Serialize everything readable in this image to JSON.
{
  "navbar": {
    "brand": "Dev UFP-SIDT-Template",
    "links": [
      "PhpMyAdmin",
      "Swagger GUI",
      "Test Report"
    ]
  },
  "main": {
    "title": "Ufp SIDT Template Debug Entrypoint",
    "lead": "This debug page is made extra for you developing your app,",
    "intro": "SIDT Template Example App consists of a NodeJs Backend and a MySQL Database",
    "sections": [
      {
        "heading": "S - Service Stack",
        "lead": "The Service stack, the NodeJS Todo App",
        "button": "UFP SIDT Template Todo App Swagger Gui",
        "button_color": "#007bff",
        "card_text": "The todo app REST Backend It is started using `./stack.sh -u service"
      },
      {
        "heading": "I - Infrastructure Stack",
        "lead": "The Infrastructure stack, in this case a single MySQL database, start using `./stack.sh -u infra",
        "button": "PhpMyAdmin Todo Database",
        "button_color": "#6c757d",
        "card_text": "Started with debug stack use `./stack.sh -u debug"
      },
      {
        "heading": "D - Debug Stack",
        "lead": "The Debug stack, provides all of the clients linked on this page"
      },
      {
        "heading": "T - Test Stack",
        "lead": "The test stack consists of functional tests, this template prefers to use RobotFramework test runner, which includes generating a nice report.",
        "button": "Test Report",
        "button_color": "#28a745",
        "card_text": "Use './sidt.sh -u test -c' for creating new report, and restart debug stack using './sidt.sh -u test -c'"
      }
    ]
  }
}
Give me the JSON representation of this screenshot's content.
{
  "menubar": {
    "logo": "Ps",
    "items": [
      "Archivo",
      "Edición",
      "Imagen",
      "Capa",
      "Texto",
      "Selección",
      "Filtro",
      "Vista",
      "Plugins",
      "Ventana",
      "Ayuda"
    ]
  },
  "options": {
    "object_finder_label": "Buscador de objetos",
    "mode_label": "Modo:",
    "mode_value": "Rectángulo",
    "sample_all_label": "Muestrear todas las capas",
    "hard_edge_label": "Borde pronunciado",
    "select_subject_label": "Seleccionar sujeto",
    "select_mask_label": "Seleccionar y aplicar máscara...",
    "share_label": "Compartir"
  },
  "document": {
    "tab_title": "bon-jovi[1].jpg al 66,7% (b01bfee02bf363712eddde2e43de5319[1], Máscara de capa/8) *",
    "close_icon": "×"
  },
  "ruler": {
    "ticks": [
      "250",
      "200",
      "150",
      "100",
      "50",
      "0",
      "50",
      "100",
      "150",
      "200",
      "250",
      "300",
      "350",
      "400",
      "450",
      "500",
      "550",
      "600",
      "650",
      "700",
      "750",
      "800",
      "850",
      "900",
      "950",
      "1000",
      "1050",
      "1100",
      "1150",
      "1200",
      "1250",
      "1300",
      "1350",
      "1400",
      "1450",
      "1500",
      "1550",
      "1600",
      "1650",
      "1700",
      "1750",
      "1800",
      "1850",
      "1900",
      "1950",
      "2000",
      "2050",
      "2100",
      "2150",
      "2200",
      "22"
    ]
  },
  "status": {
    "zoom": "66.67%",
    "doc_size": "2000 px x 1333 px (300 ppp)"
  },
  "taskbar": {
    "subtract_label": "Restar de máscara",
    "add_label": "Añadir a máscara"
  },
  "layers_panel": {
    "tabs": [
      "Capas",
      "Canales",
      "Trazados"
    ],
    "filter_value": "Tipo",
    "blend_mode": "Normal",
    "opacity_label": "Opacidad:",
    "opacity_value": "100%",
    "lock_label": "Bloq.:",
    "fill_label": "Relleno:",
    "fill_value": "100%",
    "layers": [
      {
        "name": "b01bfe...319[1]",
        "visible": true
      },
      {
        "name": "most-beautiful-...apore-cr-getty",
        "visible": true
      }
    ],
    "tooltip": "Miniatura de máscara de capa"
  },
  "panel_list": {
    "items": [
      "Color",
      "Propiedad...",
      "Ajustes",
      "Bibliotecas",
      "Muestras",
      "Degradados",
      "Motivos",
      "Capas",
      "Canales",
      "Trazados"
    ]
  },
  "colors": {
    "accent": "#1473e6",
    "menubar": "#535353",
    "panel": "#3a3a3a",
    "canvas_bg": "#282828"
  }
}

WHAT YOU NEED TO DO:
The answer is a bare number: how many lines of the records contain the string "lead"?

SOLUTION FOR THIS EXERCISE:
5